Wednesday, August 20, 2008

Taking Advice

(News-Herald, February 2003) “Hey! Your house is on fire!”

There are any number of responses that you might expect to get to this observation. Here are some of the less sensible ones.

“How could you possibly know that? I’ve lived in this house for years, and you’re just passing by. You just don’t understand how this house is.”

“You never liked this house. You’ve never accepted my living in this house. This is just a low cheap way of getting back at it.”

“You’re too young to know about fire or houses. Come back when you’re more wise and sophisticated.”

Taking advice is a real art, almost as difficult as giving it.

It’s a mistake to listen to everything that anybody tells you. Some people will look at the steam rising from the soup on the stove and insist that you dial 911. Some people are easily panicked; others will yell “Fire” just for the entertainment of watching you run around like a cranium-deprived chicken.

But there are many times when you should heed the advice you get. The trick is knowing when to listen.

For me, one sure clue that someone is giving me advice that I should pay attention to is that I am busy coming up with reasons that I shouldn’t have to listen to it.

There’s an old saying— even a stopped clock is right twice a day. I’m convinced that there is nobody who is so dense and dopey that s/he is never, ever right about anything.

So if I’m concentrating on why I shouldn’t have to listen to the messenger instead of taking a look at the message, that’s a good sign that I don’t want to take a look at the message because I don’t like it.

For instance, I still know people who can give earnest arguments about why the data about smoking is inconclusive. Is that because they are such deep, objective scientific-minded folks? No, they’re just people who don’t want to quit smoking, so they search for reasons to suspend common sense. They argue with the messenger, not the message.

This kind of advice-resistance is doubly damaging. On the one hand, there’s the obvious damage if the advice you’re ignoring happens to be right. You can argue with the surgeon-general all you want, but it’s very hard to win an argument with lung cancer.

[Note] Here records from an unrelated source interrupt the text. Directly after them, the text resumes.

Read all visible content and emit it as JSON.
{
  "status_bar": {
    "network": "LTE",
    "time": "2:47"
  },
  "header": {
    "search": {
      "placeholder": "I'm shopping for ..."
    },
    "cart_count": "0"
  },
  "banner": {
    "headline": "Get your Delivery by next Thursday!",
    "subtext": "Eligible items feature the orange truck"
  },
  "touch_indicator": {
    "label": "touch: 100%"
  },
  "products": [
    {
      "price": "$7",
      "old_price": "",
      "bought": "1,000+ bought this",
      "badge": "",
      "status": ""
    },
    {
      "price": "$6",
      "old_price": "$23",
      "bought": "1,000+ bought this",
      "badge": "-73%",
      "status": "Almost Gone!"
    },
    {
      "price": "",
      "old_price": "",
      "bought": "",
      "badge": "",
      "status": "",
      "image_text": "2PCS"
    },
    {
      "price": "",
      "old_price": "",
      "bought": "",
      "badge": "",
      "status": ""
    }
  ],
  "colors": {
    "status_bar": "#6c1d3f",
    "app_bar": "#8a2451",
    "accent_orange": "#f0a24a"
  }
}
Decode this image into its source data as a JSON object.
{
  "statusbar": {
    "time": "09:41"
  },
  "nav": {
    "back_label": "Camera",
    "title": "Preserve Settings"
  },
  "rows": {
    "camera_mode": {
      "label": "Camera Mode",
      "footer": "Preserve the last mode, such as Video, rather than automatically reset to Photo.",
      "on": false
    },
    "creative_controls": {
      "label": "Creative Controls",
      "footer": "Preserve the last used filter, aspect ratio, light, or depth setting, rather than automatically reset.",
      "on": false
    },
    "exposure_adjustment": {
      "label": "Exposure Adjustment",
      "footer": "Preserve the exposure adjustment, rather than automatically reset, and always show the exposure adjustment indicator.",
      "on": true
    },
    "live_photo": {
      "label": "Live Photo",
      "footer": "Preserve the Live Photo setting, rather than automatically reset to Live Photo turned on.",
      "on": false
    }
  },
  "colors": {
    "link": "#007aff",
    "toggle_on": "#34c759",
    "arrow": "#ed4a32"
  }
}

The less obvious damage of this type of advice-resistant behavior is the wear and tear on the human spirit. When everyone who has ever loved you, cared about you, and invested in your life is telling you that the kitchen is on fire, and you insist on turning off the smoke alarms and coming up with reasons that these folks should be ignored, you pay a price in your relationship with them.

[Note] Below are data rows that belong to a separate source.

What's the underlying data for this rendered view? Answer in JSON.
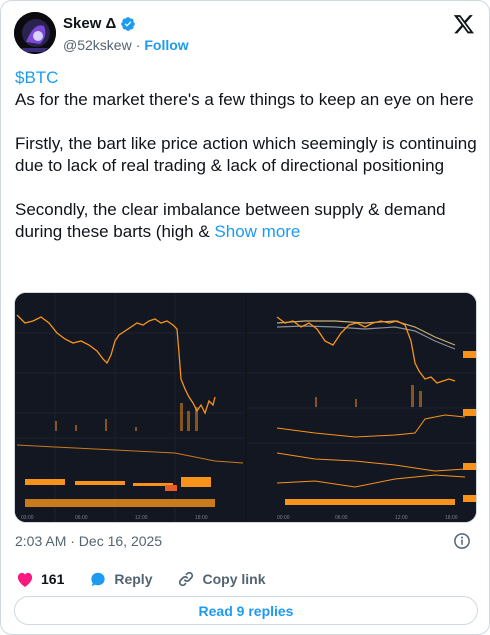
{
  "author": {
    "name": "Skew Δ",
    "handle": "@52kskew",
    "separator": "·",
    "follow_label": "Follow"
  },
  "tweet": {
    "cashtag": "$BTC",
    "line1": "As for the market there's a few things to keep an eye on here",
    "para2": "Firstly, the bart like price action which seemingly is continuing due to lack of real trading & lack of directional positioning",
    "para3": "Secondly, the clear imbalance between supply & demand during these barts (high & ",
    "show_more": "Show more"
  },
  "meta": {
    "timestamp": "2:03 AM · Dec 16, 2025"
  },
  "actions": {
    "likes_count": "161",
    "reply_label": "Reply",
    "copy_link_label": "Copy link"
  },
  "footer": {
    "read_replies_label": "Read 9 replies"
  },
  "colors": {
    "accent": "#1d9bf0",
    "like": "#f91880",
    "chart_price": "#f7931a",
    "chart_bg": "#121418"
  },
  "icons": [
    "verified-badge-icon",
    "x-logo-icon",
    "info-icon",
    "heart-icon",
    "reply-bubble-icon",
    "link-icon"
  ]
}
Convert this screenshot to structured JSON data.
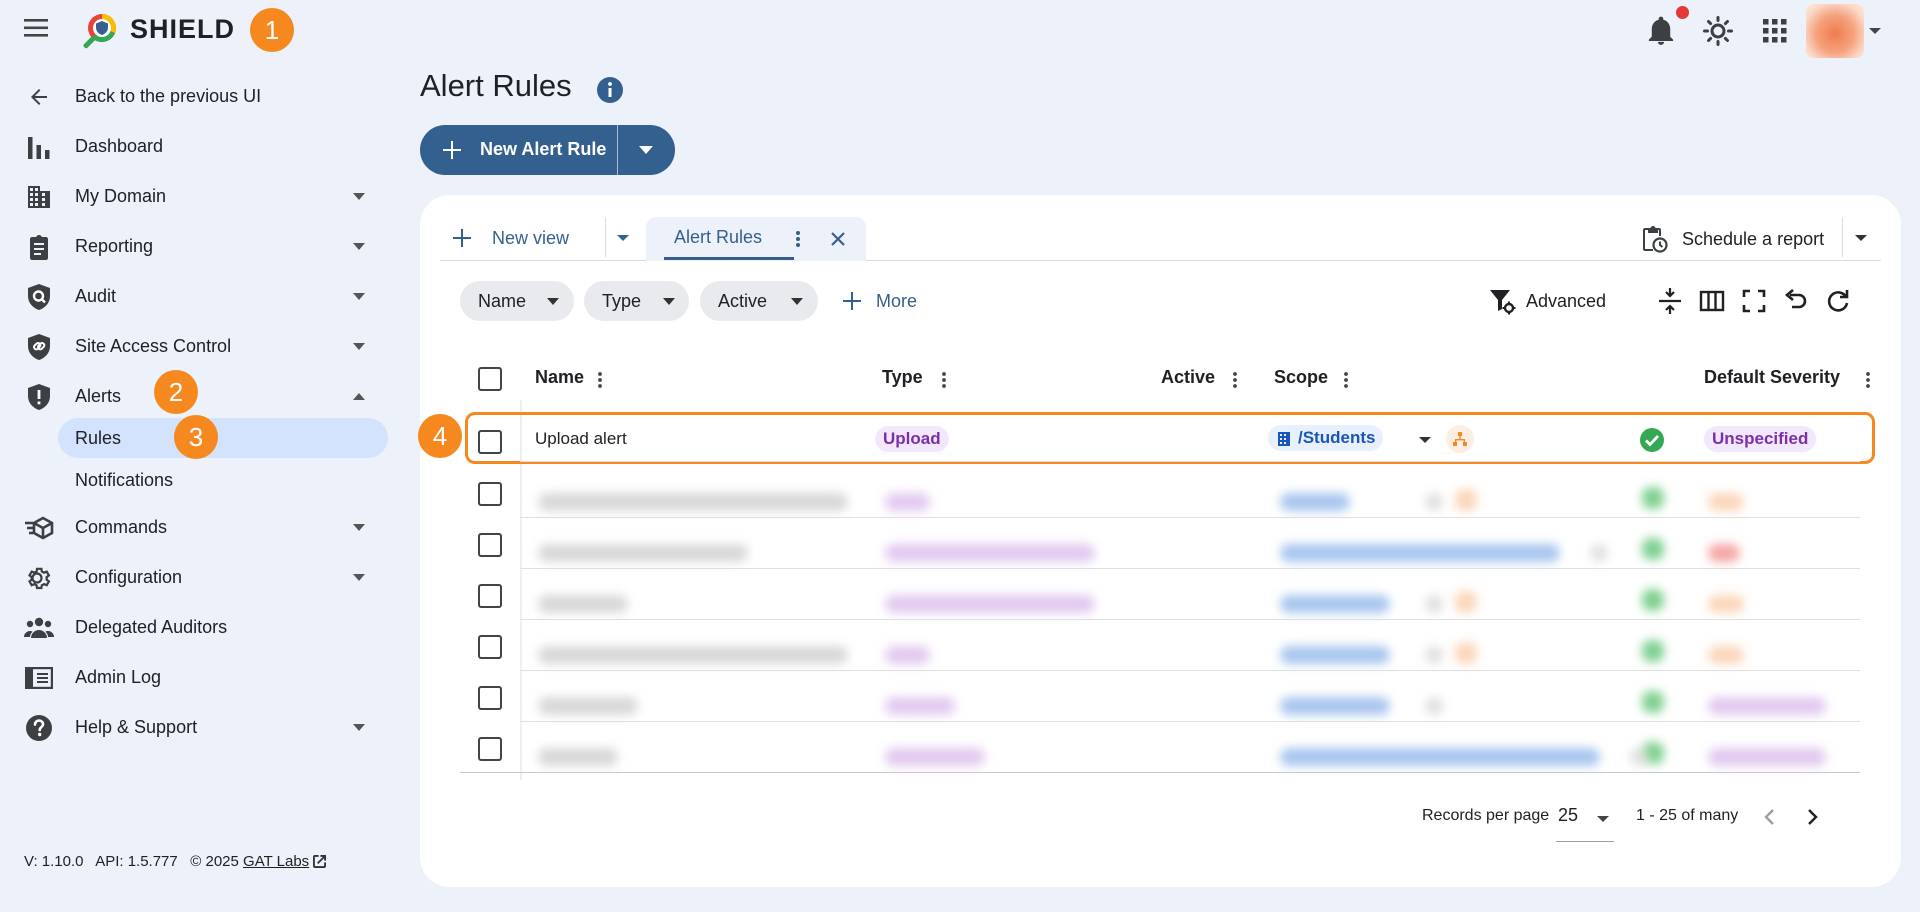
{
  "header": {
    "brand": "SHIELD",
    "step_marker": "1"
  },
  "sidebar": {
    "back": "Back to the previous UI",
    "items": [
      {
        "label": "Dashboard"
      },
      {
        "label": "My Domain"
      },
      {
        "label": "Reporting"
      },
      {
        "label": "Audit"
      },
      {
        "label": "Site Access Control"
      },
      {
        "label": "Alerts"
      },
      {
        "label": "Commands"
      },
      {
        "label": "Configuration"
      },
      {
        "label": "Delegated Auditors"
      },
      {
        "label": "Admin Log"
      },
      {
        "label": "Help & Support"
      }
    ],
    "subitems": [
      {
        "label": "Rules"
      },
      {
        "label": "Notifications"
      }
    ],
    "step_markers": [
      "2",
      "3"
    ]
  },
  "footer": {
    "version": "V: 1.10.0",
    "api": "API: 1.5.777",
    "copyright": "© 2025",
    "company_link": "GAT Labs"
  },
  "main": {
    "title": "Alert Rules",
    "new_button": "New Alert Rule"
  },
  "tabs": {
    "new_view": "New view",
    "active_tab": "Alert Rules",
    "schedule": "Schedule a report"
  },
  "filters": {
    "chips": [
      "Name",
      "Type",
      "Active"
    ],
    "more": "More",
    "advanced": "Advanced"
  },
  "table": {
    "columns": [
      "Name",
      "Type",
      "Active",
      "Scope",
      "Default Severity"
    ],
    "highlighted_row": {
      "name": "Upload alert",
      "type": "Upload",
      "scope": "/Students",
      "severity": "Unspecified"
    },
    "step_marker": "4"
  },
  "pagination": {
    "records_per_page_label": "Records per page",
    "records_per_page_value": "25",
    "range": "1 - 25 of many"
  },
  "colors": {
    "accent": "#34608f",
    "marker": "#f5891f",
    "purple_text": "#7b2fa8",
    "scope_text": "#1a56b8",
    "success": "#34a853"
  }
}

Now, sometimes the price is unavoidable. Sometimes you’re the one who sees the fire and it’s your friends and family telling you there’s no reason to bother the fire department.

But when you stake your self on believing that they are all ignorant, bad, insensitive, and incapable of appreciating why your house really isn’t aflame, that tends to weaken the bonds between you. “I really love you, you ignorant fool,” just doesn’t read well on a Christmas card.

And then once you’re invested in denying their advice, you drift further and further away from reality. “That’s not smoke,” you declare, gritting your teeth. “It’s a special atmospheric disturbance created by rogue aromatherapy saleswomen. It’s a very small fog bank. It’s the dust from dancing fairies.”

It doesn’t matter if you’re an elected official dealing with constituents, a boss dealing with subordinates, or an average human dealing with people who think of themselves as your friends. It is hard to keep your house well when you are more devoted to proving that your would-be advisors are wrong than to doing whatever the house needs to stay healthy.

The secret is to stop arguing with the messenger and start evaluating the message. Listening to what someone has to say, really listening, and considering what’s there costs you nothing. You don’t give up the chance to say, “I’ve looked all over the house, and I don’t see any flames anywhere; therefore, I’ve come to the conclusion that the house is not on fire.”

But by considering what they have to say, you build your relationship up instead of breaking it down. And as an extra bonus, sometimes you even keep your house from burning down.

1 comment:

Condatis said...

This is yours? I'm in awe.

Thanks for the reminder.

From my Flickr